» What is required
How many lines of the data hold the word "text"? State the number and nothing else.

» Data
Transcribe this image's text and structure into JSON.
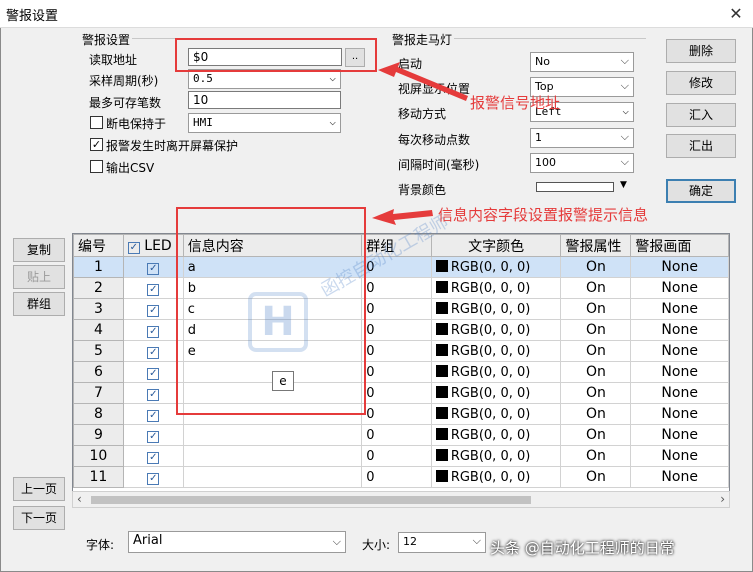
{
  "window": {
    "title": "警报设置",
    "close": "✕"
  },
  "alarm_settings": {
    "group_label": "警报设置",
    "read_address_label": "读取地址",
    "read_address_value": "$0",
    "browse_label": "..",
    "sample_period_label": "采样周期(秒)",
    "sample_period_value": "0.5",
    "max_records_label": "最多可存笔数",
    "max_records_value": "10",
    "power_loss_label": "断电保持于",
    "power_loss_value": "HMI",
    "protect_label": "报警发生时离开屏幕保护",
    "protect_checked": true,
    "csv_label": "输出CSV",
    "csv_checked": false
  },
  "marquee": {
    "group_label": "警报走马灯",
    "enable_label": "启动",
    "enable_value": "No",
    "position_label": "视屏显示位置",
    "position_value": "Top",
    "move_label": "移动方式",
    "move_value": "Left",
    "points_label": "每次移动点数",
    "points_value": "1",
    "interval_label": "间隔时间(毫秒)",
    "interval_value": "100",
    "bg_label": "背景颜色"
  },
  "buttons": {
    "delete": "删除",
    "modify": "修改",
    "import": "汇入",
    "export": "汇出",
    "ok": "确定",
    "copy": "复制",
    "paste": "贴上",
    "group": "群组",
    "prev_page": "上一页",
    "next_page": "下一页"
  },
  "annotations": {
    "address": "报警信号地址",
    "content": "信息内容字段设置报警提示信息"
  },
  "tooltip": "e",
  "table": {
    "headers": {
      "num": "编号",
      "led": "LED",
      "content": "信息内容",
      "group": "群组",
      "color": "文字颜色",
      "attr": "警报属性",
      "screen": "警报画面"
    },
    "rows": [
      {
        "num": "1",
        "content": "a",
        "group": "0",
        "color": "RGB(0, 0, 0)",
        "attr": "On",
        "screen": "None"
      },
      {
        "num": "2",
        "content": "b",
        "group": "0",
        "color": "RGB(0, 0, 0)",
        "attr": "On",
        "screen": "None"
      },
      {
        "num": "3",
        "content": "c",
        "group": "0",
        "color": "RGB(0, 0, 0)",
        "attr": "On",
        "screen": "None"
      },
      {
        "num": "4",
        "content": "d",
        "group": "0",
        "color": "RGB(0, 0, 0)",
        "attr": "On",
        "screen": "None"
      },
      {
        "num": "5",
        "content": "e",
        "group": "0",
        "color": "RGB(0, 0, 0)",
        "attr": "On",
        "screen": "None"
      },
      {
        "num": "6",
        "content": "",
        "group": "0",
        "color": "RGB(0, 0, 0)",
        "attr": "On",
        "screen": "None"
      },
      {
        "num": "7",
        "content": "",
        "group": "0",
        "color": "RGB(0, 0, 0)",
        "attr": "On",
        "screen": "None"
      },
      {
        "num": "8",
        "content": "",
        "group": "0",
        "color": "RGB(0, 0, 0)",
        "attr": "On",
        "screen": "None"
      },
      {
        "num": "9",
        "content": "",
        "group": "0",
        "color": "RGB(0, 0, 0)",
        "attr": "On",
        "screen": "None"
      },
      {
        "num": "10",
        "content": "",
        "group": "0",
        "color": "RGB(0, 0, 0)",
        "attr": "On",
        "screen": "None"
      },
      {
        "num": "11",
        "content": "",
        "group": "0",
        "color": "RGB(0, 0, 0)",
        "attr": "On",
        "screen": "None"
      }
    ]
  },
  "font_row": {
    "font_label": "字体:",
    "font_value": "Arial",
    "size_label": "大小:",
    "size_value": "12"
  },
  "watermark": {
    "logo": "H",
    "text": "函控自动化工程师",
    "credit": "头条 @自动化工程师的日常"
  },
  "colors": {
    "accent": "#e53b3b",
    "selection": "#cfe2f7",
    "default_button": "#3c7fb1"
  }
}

» Task solution
2